Of course, this has to be the first question to consider. Typically, co-parents will have alternating rights to Thanksgiving and Christmas each year. Sometimes it can be easiest to just defer to the legal documents, but sometimes you might want to navigate things differently. During my divorce, we set the legal documents this way, but verbally decided we never wanted the other parent to feel deprived of celebrating with our kids—maybe that was a crazy decision, but neither of us could imagine having a Christmas without them. After reviewing the legal side of things, you and your co-parent can more deeply consider holiday plans that are the best fit for your new family dynamic.
What do my kids love about our holidays?
If they are old enough to have big opinions about this sort of thing, involve them in the discussion. Sometimes, we try to shield kids from the sadness or changes that come with divorce, but letting them have a voice in the decisions can be empowering and connecting. I have been casually asking them what they love most about celebrating Thanksgiving and Christmas and what they hope it will be like this year.

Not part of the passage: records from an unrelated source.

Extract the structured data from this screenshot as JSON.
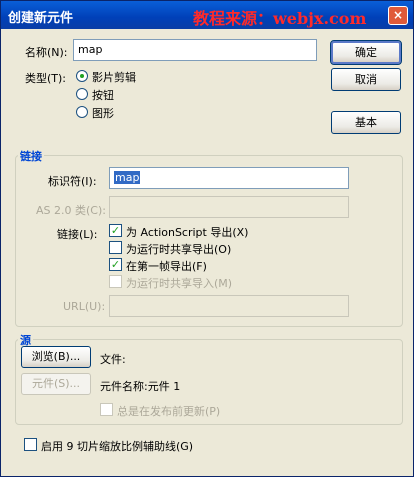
{
  "window": {
    "title": "创建新元件",
    "watermark": "教程来源：webjx.com",
    "close_glyph": "×"
  },
  "form": {
    "name_label": "名称(N):",
    "name_value": "map",
    "type_label": "类型(T):",
    "types": [
      "影片剪辑",
      "按钮",
      "图形"
    ],
    "selected_type": "影片剪辑"
  },
  "buttons": {
    "ok": "确定",
    "cancel": "取消",
    "basic": "基本"
  },
  "linkage": {
    "section_title": "链接",
    "identifier_label": "标识符(I):",
    "identifier_value": "map",
    "as2_class_label": "AS 2.0 类(C):",
    "linkage_label": "链接(L):",
    "options": [
      {
        "label": "为 ActionScript 导出(X)",
        "checked": true,
        "enabled": true
      },
      {
        "label": "为运行时共享导出(O)",
        "checked": false,
        "enabled": true
      },
      {
        "label": "在第一帧导出(F)",
        "checked": true,
        "enabled": true
      },
      {
        "label": "为运行时共享导入(M)",
        "checked": false,
        "enabled": false
      }
    ],
    "url_label": "URL(U):"
  },
  "source": {
    "section_title": "源",
    "browse_button": "浏览(B)...",
    "file_label": "文件:",
    "symbol_button": "元件(S)...",
    "symbol_name": "元件名称:元件 1",
    "always_update_label": "总是在发布前更新(P)"
  },
  "footer": {
    "nine_slice_label": "启用 9 切片缩放比例辅助线(G)"
  },
  "colors": {
    "titlebar": "#0054e3",
    "section_title": "#0046d5",
    "watermark": "#ff2a2a",
    "selection": "#316ac5"
  }
}
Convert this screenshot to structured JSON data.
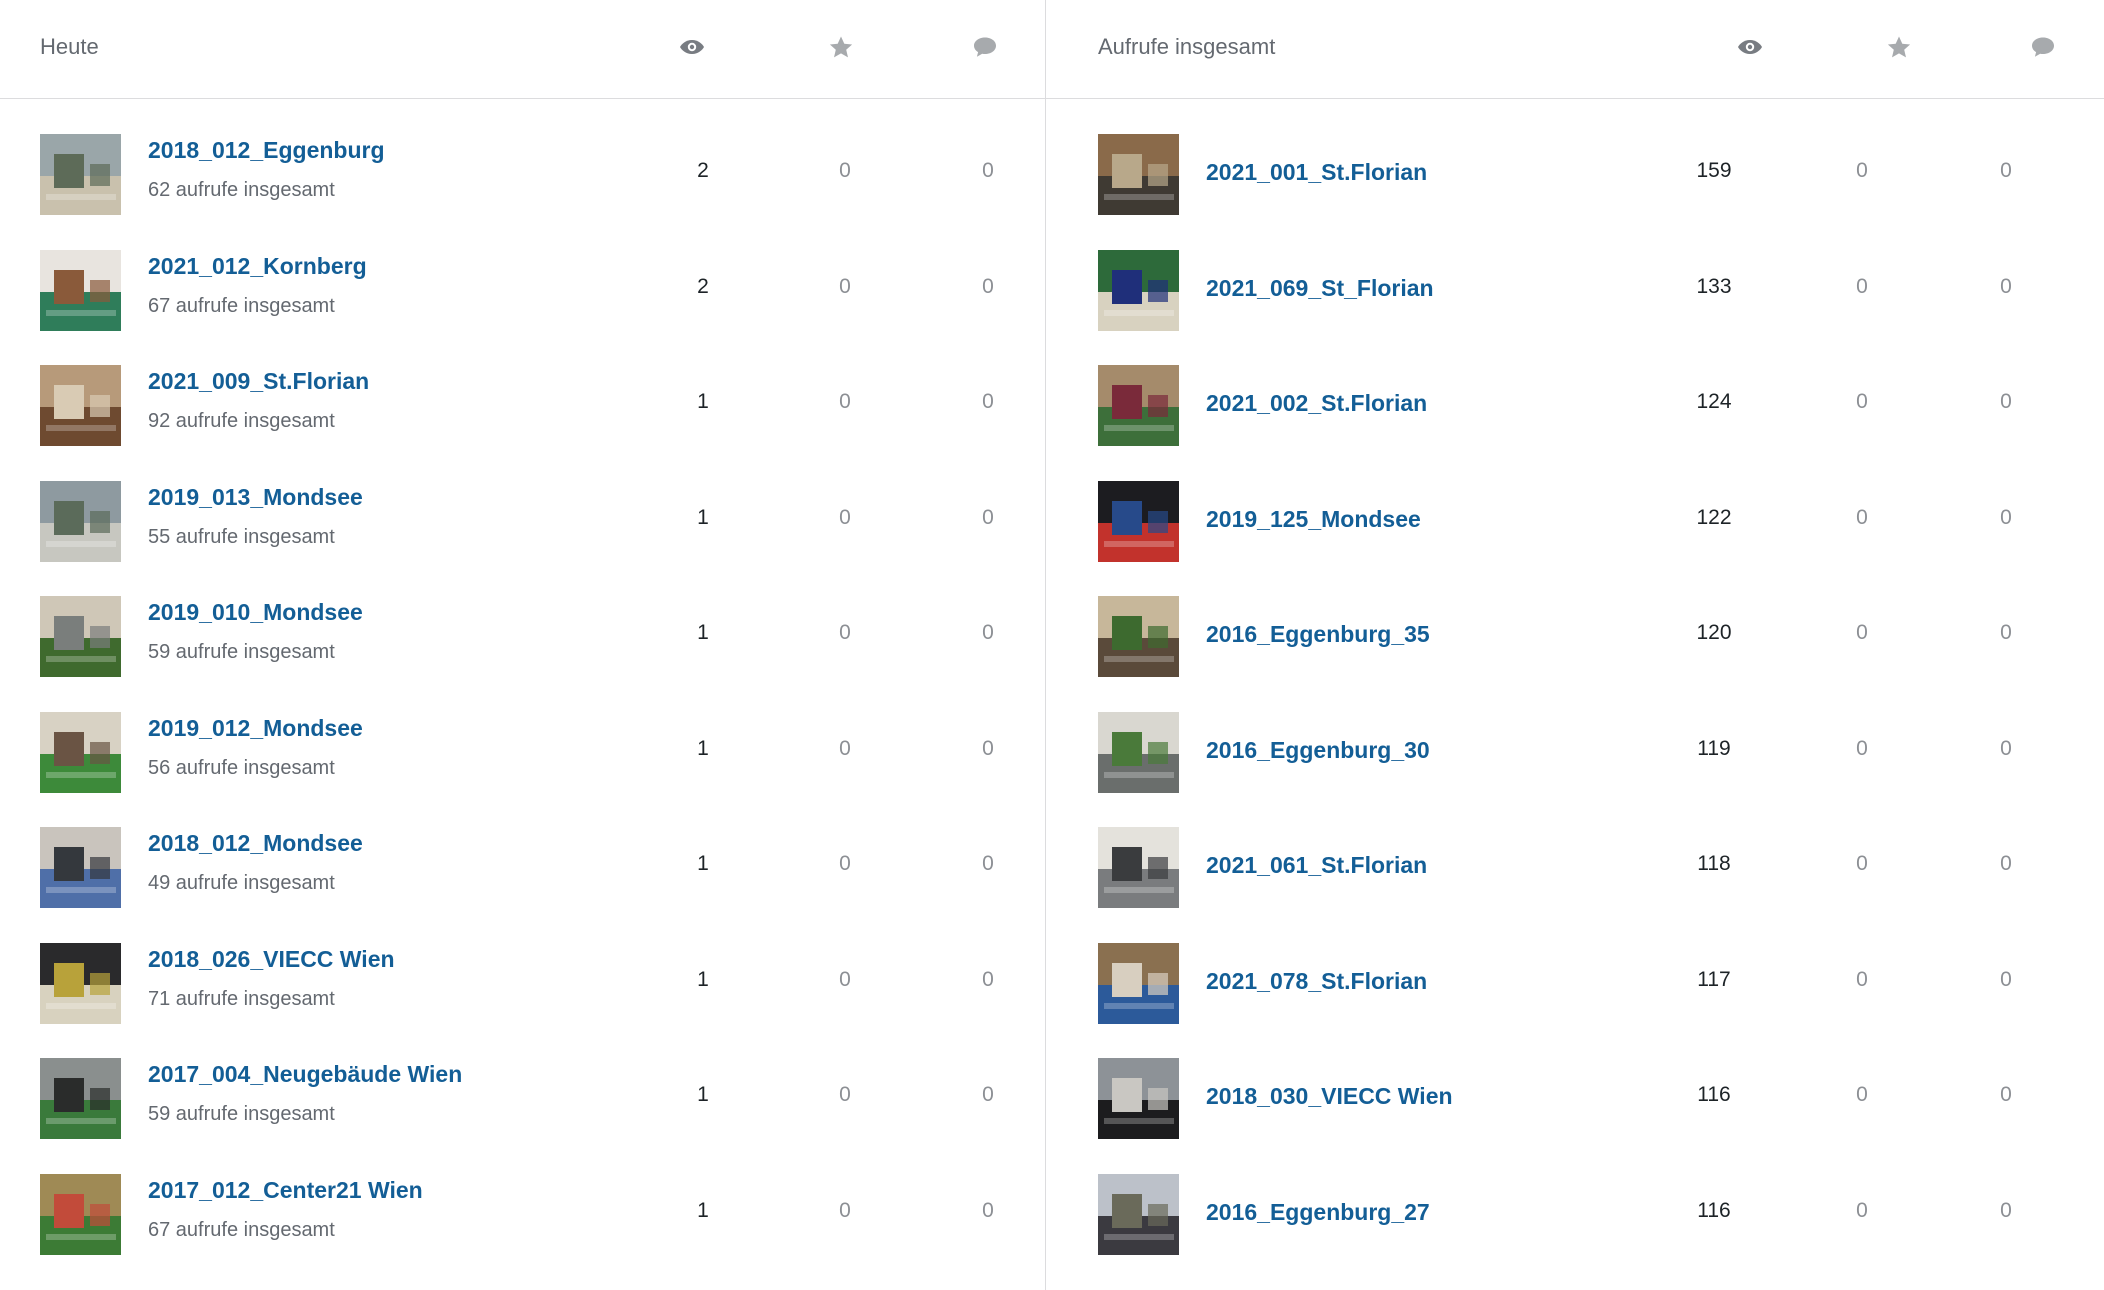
{
  "colors": {
    "link": "#135e96",
    "muted": "#646970",
    "icon": "#a7aaad",
    "divider": "#dcdcde"
  },
  "left": {
    "header": {
      "title": "Heute",
      "icons": [
        "eye-icon",
        "star-icon",
        "comment-icon"
      ]
    },
    "rows": [
      {
        "title": "2018_012_Eggenburg",
        "subtitle": "62 aufrufe insgesamt",
        "views": "2",
        "likes": "0",
        "comments": "0",
        "thumb": [
          "#9aa6a9",
          "#c9c1ad",
          "#5d6b58"
        ]
      },
      {
        "title": "2021_012_Kornberg",
        "subtitle": "67 aufrufe insgesamt",
        "views": "2",
        "likes": "0",
        "comments": "0",
        "thumb": [
          "#e8e4df",
          "#2f7d5a",
          "#8a5a3a"
        ]
      },
      {
        "title": "2021_009_St.Florian",
        "subtitle": "92 aufrufe insgesamt",
        "views": "1",
        "likes": "0",
        "comments": "0",
        "thumb": [
          "#b79a7a",
          "#6e4a30",
          "#d9cbb4"
        ]
      },
      {
        "title": "2019_013_Mondsee",
        "subtitle": "55 aufrufe insgesamt",
        "views": "1",
        "likes": "0",
        "comments": "0",
        "thumb": [
          "#8e9aa0",
          "#c7c7c0",
          "#5b6b5a"
        ]
      },
      {
        "title": "2019_010_Mondsee",
        "subtitle": "59 aufrufe insgesamt",
        "views": "1",
        "likes": "0",
        "comments": "0",
        "thumb": [
          "#cfc7b7",
          "#3f6a2e",
          "#7a7e7c"
        ]
      },
      {
        "title": "2019_012_Mondsee",
        "subtitle": "56 aufrufe insgesamt",
        "views": "1",
        "likes": "0",
        "comments": "0",
        "thumb": [
          "#d8d2c4",
          "#3d8a3a",
          "#6a5444"
        ]
      },
      {
        "title": "2018_012_Mondsee",
        "subtitle": "49 aufrufe insgesamt",
        "views": "1",
        "likes": "0",
        "comments": "0",
        "thumb": [
          "#c9c4bd",
          "#4f6fa8",
          "#34383d"
        ]
      },
      {
        "title": "2018_026_VIECC Wien",
        "subtitle": "71 aufrufe insgesamt",
        "views": "1",
        "likes": "0",
        "comments": "0",
        "thumb": [
          "#2a2a2c",
          "#d8d2bf",
          "#b8a23a"
        ]
      },
      {
        "title": "2017_004_Neugebäude Wien",
        "subtitle": "59 aufrufe insgesamt",
        "views": "1",
        "likes": "0",
        "comments": "0",
        "thumb": [
          "#8a8f8e",
          "#3a7a3b",
          "#2a2c2b"
        ]
      },
      {
        "title": "2017_012_Center21 Wien",
        "subtitle": "67 aufrufe insgesamt",
        "views": "1",
        "likes": "0",
        "comments": "0",
        "thumb": [
          "#9f8a55",
          "#3c7b35",
          "#c24b3a"
        ]
      }
    ]
  },
  "right": {
    "header": {
      "title": "Aufrufe insgesamt",
      "icons": [
        "eye-icon",
        "star-icon",
        "comment-icon"
      ]
    },
    "rows": [
      {
        "title": "2021_001_St.Florian",
        "views": "159",
        "likes": "0",
        "comments": "0",
        "thumb": [
          "#8a6a4a",
          "#3f3a33",
          "#b8a88a"
        ]
      },
      {
        "title": "2021_069_St_Florian",
        "views": "133",
        "likes": "0",
        "comments": "0",
        "thumb": [
          "#2d6a3a",
          "#d8d2c0",
          "#1f2f7a"
        ]
      },
      {
        "title": "2021_002_St.Florian",
        "views": "124",
        "likes": "0",
        "comments": "0",
        "thumb": [
          "#a58b6b",
          "#3d6f3a",
          "#7a2a3a"
        ]
      },
      {
        "title": "2019_125_Mondsee",
        "views": "122",
        "likes": "0",
        "comments": "0",
        "thumb": [
          "#1c1c20",
          "#c2322c",
          "#274a8a"
        ]
      },
      {
        "title": "2016_Eggenburg_35",
        "views": "120",
        "likes": "0",
        "comments": "0",
        "thumb": [
          "#c7b79a",
          "#5a4a3a",
          "#3d6a2f"
        ]
      },
      {
        "title": "2016_Eggenburg_30",
        "views": "119",
        "likes": "0",
        "comments": "0",
        "thumb": [
          "#d9d7d0",
          "#6a6e6c",
          "#4a7a3a"
        ]
      },
      {
        "title": "2021_061_St.Florian",
        "views": "118",
        "likes": "0",
        "comments": "0",
        "thumb": [
          "#e4e2dc",
          "#7a7c7e",
          "#3a3c3e"
        ]
      },
      {
        "title": "2021_078_St.Florian",
        "views": "117",
        "likes": "0",
        "comments": "0",
        "thumb": [
          "#8a7050",
          "#2c5a9a",
          "#d8cfc0"
        ]
      },
      {
        "title": "2018_030_VIECC Wien",
        "views": "116",
        "likes": "0",
        "comments": "0",
        "thumb": [
          "#8d9297",
          "#1c1c1e",
          "#c9c7c2"
        ]
      },
      {
        "title": "2016_Eggenburg_27",
        "views": "116",
        "likes": "0",
        "comments": "0",
        "thumb": [
          "#bcc1c9",
          "#3b3a40",
          "#6a6a5a"
        ]
      }
    ]
  }
}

Depending on their age, it can be fun to make a list together of things that add to their holiday joy and connection like baking and singing together. We can prioritize these things all holiday season, regardless of where they will be spending Thanksgiving or Christmas day. Consider also asking them if they want to try something different? A trip? Or do they want everyone to be together? Their opinion matters and everyone has a say, but ultimately, I have been asking myself …
What do I actually want?
What would feel good for me this year? What parts of the holidays might make me feel lonely? Or interrogated? Sometimes parents (especially mothers) defer to what is best for the kids, but we have to consider our wellbeing as a priority here too.
If, ultimately, we have to spend a special holiday away from our kids, lean into your support. Do you have a sibling or friend who would like to do a Christmas Day hike, swim, or self-care day? Rather than focusing on what you might be missing, make the day special for yourself with plans you might not be able to do otherwise.
What I’m NOT asking myself
To be clear, one question I am not asking myself: will everyone else feel uncomfortable with this decision? Of course, you have to consider your own unique circumstance, but for me, I refuse to let my former great aunt in-law’s opinion of me stop me from spending a holiday the way that works best for me and my kids. If someone else feels uncomfortable, that is their burden to carry, not mine!
How to support a loved one navigating co-parenting during the holidays
If you are on the other side of the holiday table—maybe you have a sibling getting a divorce and are wondering how to support them and their children—here are my tips:
- Don’t let the fear of awkwardness stop you from reaching out and ask what would feel good for them this year.
- Be willing to let things feel different. Instead of the traditional extended family meal, consider alternatives like volunteering together, ice-skating, hiking, or some other activity you haven’t done before.
This new dynamic is an incredible opportunity to try new things and decide what the holidays should be about for our family. And what we decide this year does not have to set the precedent for every year—we can try something new and learn as we go.